Table 7: Waiting Times by Occupation – 2017-18 Program Year
Occupation Round 1 Round 2 Round 3
189 – Non-Pro Rata 4 2 1
489 Family – Non-Pro Rata 0 0 0
Accountants 13 8.6 6.6
Auditors, Company Secretaries and Corporate Treasurers 15.1 11.6 10.1
ICT Business and System Analysts 6 0.1 16.9
Software and Applications Programmers 11.4 4.7 0.7
Electronics Engineer 3.7 1.7 0.6
Industrial, Mechanical and Production Engineers 3.7 1.6 1
Other Engineering Professionals 14 7 4
Computer Network Professionals 14.3 4.1 0.6

Accountants and Auditors

So far this year, 75 points have been required for an invitation as an accountant or auditor.
Waiting times have been reducing but are still over 6 weeks for accountants and over 10 weeks for auditors with a score of 75. Whilst the occupation ceiling has increased significantly for accountants for the 2017-18 year, we expect that the required score will remain at 75 for a few more rounds for these occupations.

IT Professionals

The required score for all IT occupations has been 70 so far this year, apart from ICT Business and System Analysts. For ICT Business and System Analysts, the required score was initially 75 but has reduced to 70 in the latest round.
Waiting times for Software and Applications Programmers and Computer Network Professionals are now under 1 week, so we expect to see the required scores for these occupations drop to 65 in the next round or two.

The occupation of ICT Security Specialist is not on the pro rata list.
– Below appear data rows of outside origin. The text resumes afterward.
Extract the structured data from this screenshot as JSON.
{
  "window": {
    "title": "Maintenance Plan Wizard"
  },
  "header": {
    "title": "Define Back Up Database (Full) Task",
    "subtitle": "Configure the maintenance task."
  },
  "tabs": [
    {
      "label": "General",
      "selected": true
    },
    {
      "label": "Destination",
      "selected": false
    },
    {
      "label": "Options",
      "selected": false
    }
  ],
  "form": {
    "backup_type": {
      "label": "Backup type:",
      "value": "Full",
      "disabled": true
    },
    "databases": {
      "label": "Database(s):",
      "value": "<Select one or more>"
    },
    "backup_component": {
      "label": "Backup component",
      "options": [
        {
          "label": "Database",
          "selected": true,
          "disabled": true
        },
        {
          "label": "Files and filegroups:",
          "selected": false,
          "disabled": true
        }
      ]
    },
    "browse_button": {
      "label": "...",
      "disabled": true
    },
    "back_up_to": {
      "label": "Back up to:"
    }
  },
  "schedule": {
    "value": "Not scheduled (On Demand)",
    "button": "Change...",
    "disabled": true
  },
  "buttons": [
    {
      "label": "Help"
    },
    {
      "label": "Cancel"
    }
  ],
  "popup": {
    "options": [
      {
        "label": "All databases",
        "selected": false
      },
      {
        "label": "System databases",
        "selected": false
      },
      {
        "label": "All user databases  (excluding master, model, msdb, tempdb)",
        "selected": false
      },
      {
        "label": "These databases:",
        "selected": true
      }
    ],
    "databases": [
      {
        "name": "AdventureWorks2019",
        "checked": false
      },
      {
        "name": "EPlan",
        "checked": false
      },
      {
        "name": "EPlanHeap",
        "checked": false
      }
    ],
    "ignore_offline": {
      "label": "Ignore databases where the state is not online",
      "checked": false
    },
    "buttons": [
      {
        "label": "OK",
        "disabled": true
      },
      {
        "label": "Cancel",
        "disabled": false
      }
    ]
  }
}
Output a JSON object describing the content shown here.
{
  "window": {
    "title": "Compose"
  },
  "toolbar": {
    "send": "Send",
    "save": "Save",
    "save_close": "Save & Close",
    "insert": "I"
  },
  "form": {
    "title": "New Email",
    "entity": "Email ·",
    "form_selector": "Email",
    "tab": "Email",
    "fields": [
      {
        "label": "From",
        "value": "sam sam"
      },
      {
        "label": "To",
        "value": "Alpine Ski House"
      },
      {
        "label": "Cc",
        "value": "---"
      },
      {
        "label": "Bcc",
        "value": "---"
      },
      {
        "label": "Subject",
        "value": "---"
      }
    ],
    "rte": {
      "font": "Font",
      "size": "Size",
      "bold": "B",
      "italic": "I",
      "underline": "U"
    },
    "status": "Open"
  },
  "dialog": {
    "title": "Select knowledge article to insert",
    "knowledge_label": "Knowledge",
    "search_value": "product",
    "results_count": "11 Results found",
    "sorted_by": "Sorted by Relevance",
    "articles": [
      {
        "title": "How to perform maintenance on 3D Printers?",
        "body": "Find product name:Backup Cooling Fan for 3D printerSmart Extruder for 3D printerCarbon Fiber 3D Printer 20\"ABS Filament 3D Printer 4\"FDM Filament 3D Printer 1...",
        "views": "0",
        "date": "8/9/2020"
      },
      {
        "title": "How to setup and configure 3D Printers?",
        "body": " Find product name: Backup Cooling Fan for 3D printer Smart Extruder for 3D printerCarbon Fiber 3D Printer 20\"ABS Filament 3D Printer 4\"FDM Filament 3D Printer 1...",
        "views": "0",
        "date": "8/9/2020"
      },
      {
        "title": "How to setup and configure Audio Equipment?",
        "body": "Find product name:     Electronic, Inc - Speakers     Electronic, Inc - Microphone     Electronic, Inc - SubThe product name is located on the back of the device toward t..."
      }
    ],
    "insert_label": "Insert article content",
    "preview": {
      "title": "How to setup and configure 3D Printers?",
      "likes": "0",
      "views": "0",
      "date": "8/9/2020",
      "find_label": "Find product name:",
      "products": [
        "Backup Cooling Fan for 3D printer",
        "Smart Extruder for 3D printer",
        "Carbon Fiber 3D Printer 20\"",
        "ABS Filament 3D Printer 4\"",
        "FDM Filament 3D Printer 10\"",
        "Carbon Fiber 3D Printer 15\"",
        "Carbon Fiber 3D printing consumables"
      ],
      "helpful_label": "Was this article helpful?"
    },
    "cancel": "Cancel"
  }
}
The ceiling of 2,391 for the occupation is quite generous so it is possible that the occupation may not be pro rata this year.
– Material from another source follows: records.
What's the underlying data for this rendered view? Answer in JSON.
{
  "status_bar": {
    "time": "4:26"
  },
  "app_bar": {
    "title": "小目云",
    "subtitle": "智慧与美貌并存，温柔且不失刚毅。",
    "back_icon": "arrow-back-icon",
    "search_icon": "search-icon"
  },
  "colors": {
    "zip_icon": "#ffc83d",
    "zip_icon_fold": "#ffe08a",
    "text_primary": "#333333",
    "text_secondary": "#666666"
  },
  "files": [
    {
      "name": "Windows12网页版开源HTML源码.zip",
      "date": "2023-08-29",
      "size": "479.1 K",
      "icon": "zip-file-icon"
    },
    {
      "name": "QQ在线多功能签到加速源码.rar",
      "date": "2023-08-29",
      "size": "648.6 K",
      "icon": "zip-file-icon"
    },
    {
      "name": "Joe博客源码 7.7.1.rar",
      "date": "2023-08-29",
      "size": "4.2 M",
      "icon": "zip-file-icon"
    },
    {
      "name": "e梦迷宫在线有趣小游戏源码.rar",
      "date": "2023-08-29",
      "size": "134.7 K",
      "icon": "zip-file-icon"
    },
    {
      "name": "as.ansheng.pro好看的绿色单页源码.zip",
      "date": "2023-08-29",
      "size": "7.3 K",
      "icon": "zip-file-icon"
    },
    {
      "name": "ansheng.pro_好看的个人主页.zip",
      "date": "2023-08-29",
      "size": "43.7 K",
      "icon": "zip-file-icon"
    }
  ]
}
Engineers

Engineers require 70 points for the first three rounds of 2017-18. In terms of pro rata occupations, waiting times for Electronics Engineers and Industrial, Mechanical and Production Engineers are now under 1 week, so we expect these occupations to reduce to 65 points in the next few rounds.
Other Engineering Professionals still have a waiting time of over 4 weeks, so this occupation may require 70 points for a few more rounds.
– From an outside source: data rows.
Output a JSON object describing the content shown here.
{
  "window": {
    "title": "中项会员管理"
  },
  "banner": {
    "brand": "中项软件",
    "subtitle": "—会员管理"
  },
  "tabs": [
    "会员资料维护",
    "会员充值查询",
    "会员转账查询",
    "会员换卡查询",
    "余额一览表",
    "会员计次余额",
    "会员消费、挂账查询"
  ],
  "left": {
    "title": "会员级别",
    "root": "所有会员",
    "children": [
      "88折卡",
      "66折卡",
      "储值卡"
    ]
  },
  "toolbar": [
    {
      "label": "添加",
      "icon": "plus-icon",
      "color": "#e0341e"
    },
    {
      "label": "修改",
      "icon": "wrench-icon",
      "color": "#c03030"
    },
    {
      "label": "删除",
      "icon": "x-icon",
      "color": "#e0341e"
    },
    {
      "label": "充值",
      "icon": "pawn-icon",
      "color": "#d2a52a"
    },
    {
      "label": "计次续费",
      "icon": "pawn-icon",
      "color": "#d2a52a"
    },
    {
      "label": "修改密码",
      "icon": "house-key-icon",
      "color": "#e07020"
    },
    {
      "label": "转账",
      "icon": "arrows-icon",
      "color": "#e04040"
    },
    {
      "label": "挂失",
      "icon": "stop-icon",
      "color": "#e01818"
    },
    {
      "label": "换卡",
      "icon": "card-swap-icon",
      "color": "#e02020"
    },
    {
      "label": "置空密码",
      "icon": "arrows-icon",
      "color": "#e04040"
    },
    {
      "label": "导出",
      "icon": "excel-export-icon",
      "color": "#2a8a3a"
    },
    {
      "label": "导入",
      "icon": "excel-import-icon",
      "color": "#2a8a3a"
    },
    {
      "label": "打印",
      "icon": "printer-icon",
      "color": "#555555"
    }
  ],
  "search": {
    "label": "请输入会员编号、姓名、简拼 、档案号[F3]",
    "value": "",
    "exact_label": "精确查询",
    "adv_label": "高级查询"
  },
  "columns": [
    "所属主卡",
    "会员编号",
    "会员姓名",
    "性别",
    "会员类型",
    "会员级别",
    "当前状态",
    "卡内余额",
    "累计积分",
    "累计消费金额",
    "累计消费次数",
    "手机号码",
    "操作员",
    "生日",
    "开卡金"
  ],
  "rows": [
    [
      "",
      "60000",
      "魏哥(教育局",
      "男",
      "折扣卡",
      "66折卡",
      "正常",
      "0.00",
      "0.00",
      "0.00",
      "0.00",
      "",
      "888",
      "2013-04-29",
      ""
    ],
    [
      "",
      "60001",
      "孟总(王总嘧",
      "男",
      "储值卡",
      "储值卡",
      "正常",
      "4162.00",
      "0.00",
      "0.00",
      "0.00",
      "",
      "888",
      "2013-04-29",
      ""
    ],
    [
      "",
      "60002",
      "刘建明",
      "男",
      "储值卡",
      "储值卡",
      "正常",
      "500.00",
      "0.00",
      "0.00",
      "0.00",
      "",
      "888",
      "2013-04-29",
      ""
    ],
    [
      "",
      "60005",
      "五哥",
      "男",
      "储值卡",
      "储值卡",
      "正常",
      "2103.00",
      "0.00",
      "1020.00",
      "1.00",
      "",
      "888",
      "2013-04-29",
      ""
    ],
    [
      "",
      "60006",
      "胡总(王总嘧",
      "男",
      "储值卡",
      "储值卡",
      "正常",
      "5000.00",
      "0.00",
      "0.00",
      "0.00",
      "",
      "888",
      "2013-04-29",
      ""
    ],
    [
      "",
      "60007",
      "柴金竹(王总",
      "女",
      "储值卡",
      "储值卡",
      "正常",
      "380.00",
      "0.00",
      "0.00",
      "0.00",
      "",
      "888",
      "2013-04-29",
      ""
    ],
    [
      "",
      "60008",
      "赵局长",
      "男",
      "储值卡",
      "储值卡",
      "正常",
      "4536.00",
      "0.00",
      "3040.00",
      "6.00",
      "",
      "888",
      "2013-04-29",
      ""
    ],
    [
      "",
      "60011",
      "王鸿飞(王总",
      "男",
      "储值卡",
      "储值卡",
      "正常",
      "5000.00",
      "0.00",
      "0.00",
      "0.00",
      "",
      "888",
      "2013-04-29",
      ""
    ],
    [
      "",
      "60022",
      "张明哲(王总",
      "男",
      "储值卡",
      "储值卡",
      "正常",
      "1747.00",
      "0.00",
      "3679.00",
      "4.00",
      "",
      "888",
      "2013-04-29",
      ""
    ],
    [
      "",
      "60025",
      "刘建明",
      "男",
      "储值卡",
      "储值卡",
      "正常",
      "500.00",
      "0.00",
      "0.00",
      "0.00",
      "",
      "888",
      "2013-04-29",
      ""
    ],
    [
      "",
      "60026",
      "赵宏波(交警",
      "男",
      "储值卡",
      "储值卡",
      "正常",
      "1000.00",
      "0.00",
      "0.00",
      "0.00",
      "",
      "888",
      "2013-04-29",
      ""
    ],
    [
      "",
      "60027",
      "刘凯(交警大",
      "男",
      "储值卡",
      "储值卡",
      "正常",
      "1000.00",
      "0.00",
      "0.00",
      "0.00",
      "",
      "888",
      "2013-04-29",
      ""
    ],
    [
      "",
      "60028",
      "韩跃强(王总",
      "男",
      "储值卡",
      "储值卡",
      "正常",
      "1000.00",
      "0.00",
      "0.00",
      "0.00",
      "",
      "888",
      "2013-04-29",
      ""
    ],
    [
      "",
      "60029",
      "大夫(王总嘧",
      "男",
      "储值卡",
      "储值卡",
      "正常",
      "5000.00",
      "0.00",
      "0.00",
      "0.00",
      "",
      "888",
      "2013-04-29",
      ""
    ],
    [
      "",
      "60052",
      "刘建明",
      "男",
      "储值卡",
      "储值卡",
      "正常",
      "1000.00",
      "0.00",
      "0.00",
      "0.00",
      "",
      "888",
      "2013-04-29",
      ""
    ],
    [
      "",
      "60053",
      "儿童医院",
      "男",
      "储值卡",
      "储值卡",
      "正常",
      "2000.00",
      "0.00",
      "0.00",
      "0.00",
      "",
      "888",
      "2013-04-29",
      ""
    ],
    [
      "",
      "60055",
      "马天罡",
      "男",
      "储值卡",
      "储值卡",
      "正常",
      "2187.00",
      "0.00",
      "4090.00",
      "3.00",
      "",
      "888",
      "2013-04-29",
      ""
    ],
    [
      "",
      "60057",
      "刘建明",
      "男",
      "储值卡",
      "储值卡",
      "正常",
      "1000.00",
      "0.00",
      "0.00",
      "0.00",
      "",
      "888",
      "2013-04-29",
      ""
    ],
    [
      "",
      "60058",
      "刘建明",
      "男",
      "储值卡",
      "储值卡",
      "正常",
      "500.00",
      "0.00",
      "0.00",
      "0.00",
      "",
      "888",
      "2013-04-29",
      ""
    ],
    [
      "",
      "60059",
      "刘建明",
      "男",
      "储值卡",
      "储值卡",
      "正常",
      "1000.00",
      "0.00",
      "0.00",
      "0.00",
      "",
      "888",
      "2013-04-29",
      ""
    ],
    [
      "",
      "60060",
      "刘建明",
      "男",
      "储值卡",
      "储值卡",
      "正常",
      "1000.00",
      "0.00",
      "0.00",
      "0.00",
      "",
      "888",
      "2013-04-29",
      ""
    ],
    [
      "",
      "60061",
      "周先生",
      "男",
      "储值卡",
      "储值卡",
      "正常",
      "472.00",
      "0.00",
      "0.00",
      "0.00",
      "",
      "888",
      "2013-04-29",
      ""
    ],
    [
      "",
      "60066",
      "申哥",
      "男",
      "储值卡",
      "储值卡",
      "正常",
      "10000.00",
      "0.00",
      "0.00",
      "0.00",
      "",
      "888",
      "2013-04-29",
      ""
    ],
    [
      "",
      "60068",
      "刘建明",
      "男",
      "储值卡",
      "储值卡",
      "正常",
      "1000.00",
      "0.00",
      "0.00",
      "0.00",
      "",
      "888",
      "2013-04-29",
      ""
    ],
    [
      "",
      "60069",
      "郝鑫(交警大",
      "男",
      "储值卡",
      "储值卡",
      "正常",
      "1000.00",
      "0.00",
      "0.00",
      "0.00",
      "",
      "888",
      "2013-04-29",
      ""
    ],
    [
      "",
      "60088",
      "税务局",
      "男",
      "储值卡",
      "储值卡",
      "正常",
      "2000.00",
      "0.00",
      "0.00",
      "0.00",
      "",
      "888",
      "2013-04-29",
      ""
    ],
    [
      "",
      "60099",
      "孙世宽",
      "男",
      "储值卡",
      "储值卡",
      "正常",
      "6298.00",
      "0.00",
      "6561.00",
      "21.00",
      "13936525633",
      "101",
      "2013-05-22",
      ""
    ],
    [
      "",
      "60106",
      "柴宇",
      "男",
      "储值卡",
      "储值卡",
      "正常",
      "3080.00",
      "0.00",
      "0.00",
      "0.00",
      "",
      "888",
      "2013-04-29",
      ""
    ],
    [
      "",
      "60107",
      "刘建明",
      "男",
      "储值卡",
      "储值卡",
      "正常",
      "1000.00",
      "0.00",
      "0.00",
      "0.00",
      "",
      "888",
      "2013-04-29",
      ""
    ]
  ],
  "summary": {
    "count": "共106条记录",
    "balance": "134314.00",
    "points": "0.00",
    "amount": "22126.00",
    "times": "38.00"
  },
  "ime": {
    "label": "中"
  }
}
State Nomination

State nomination numbers for July 2017 are available. Insights from these are as follows:
ACT: small number of 190 nominations approved.
NSW: large number of 489 nominations approved, but only a small number of 190 nominations. NSW has not yet released its state migration program, so we expect 190 nominations increase in number after this
Northern Territory: nominations for both 190 and 489 visas being issued. Still to update their state migration plan
Queensland: very large number of 190 and 489 nominations being issued
South Australia: large number of 489 nominations being issued compared to 190. Last year, there were about 50% more 190 nominations were issued as compared to 489, so suggests a change in policy by SA
Tasmania: large number of nominations. More 489 than 190 but that is consistent with last year
Victoria: very large number of 190 nominations issued – no 489 nominations.
Western Australia: zero state nominations issued – consistent with WA tightening their program after the recent state election

Table 8: State Nominations by Visa Type and State – July 2017
Visa subclass 190 489
ACT 14 0
NSW 9 63
NT 19 14
Qld 96 26
SA 66 314
Tas. 30 58
Vic. 185 0
WA 0 0
Total 419 475
Posted in GSM